» **DATA FOR THE TASK**
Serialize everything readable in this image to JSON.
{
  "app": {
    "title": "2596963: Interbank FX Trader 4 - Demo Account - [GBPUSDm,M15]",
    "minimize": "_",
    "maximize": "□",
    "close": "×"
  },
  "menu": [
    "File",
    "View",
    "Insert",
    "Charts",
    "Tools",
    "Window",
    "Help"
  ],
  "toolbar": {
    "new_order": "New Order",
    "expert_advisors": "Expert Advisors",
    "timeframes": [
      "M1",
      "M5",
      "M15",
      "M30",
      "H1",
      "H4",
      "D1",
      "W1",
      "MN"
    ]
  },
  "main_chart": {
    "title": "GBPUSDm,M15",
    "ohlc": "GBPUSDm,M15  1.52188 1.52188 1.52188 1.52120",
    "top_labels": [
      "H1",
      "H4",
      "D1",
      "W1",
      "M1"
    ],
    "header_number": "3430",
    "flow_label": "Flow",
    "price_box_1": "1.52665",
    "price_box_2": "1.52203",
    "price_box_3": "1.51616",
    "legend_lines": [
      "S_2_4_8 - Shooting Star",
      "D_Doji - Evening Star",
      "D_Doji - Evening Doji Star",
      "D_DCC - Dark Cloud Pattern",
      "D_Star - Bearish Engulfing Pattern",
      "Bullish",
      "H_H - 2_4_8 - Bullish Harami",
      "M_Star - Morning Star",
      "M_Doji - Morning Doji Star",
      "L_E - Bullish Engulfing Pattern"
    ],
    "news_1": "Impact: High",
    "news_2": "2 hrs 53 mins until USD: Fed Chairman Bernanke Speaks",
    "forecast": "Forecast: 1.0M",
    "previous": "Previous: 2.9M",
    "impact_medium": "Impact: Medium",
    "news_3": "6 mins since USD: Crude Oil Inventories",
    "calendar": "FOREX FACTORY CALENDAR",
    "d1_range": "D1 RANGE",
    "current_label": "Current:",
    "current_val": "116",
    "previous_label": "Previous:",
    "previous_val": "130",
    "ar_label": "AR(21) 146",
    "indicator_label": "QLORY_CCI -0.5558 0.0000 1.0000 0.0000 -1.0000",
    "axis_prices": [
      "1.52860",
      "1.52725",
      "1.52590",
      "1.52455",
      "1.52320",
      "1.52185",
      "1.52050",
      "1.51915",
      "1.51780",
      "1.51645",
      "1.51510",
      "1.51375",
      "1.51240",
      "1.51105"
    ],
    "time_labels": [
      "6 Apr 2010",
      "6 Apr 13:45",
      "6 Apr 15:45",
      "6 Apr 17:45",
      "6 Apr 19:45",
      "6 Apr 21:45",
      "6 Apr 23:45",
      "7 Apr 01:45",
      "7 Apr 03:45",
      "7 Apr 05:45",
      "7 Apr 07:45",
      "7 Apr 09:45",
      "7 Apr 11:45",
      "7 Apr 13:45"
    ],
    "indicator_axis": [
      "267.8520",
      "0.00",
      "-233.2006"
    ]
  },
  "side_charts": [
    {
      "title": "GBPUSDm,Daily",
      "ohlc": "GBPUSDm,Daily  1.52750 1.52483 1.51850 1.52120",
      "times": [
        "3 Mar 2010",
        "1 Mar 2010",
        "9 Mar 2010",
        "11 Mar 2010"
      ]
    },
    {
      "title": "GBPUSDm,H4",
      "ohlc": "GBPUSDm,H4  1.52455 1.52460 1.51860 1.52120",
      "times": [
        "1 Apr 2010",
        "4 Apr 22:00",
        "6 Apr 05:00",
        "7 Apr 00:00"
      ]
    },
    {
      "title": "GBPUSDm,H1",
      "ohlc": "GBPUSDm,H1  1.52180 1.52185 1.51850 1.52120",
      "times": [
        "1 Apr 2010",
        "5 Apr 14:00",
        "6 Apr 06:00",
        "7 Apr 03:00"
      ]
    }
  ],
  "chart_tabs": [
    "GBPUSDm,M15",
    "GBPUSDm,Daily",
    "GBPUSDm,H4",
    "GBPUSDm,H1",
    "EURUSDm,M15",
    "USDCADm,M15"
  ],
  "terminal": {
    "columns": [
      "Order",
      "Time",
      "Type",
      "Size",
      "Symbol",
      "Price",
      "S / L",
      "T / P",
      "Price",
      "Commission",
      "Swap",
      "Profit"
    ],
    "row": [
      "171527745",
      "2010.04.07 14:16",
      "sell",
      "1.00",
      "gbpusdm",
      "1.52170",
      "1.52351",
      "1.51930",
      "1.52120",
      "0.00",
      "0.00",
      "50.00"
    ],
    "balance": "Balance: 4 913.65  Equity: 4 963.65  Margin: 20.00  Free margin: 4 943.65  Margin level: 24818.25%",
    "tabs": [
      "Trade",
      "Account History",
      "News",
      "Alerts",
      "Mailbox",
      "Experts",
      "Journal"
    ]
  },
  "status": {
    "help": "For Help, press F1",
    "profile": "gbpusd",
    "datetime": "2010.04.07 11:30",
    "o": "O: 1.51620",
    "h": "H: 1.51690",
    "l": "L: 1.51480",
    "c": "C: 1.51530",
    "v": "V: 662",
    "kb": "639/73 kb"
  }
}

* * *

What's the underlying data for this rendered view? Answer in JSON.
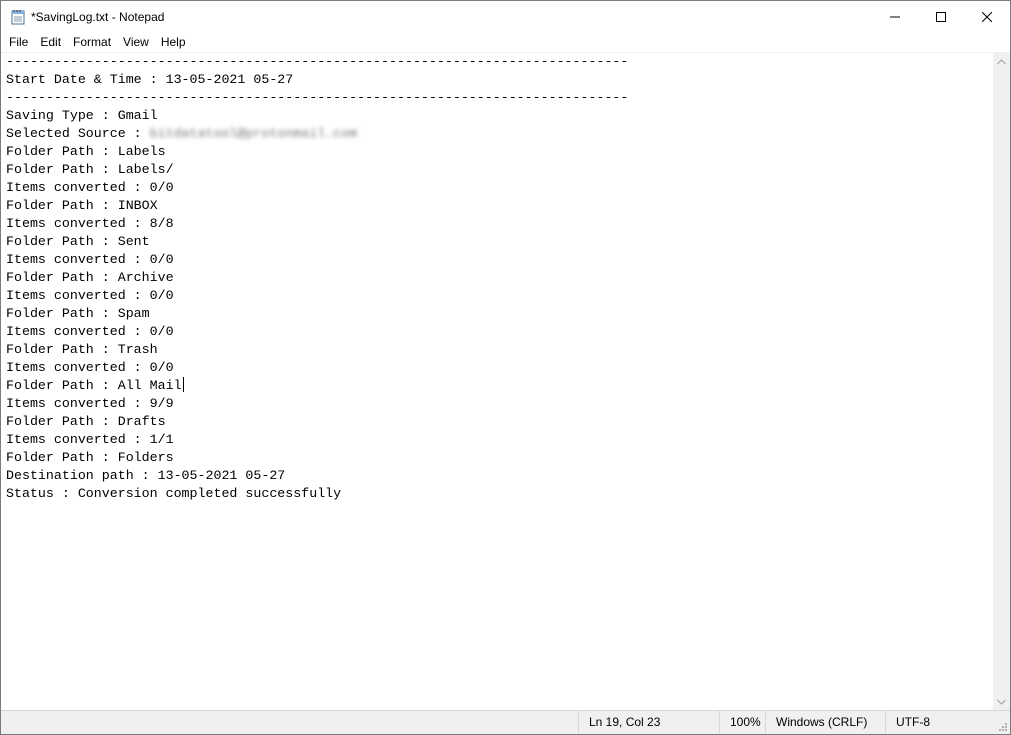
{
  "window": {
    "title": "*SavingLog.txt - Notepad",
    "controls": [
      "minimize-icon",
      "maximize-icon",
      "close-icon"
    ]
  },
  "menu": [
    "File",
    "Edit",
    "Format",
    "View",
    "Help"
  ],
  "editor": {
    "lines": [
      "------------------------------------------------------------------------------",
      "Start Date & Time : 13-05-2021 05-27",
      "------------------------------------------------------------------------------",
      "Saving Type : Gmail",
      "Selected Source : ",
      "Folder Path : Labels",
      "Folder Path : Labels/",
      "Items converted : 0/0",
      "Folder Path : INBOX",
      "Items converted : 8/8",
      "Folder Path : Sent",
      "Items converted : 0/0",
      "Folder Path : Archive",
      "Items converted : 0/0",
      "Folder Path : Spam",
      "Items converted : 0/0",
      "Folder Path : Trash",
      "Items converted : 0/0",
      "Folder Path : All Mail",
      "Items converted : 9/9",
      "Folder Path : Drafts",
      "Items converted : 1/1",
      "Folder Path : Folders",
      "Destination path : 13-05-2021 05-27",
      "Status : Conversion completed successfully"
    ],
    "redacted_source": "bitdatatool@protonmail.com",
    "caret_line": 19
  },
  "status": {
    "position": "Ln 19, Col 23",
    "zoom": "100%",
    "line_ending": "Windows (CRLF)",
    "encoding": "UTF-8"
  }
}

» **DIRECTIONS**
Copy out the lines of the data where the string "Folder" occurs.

» **ANSWER BOX**
      "Folder Path : Labels",
      "Folder Path : Labels/",
      "Folder Path : INBOX",
      "Folder Path : Sent",
      "Folder Path : Archive",
      "Folder Path : Spam",
      "Folder Path : Trash",
      "Folder Path : All Mail",
      "Folder Path : Drafts",
      "Folder Path : Folders",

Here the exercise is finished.